● **Records from a dataset**
+---+
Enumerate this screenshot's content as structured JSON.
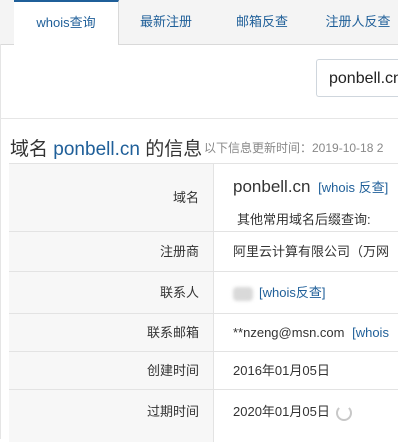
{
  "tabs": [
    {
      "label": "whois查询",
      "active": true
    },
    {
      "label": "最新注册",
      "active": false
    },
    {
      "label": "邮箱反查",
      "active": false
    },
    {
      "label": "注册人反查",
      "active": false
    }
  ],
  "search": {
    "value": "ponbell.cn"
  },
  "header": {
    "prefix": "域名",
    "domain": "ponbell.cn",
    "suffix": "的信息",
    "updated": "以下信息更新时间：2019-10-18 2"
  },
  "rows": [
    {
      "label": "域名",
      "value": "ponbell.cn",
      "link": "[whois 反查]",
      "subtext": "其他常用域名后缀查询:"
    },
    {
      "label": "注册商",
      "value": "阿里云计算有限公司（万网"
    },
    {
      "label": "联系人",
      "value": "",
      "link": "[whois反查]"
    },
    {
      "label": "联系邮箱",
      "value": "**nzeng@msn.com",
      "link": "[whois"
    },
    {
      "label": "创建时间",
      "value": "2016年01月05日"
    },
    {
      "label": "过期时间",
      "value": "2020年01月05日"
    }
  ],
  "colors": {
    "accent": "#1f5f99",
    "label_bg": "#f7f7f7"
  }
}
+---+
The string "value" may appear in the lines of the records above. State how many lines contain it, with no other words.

7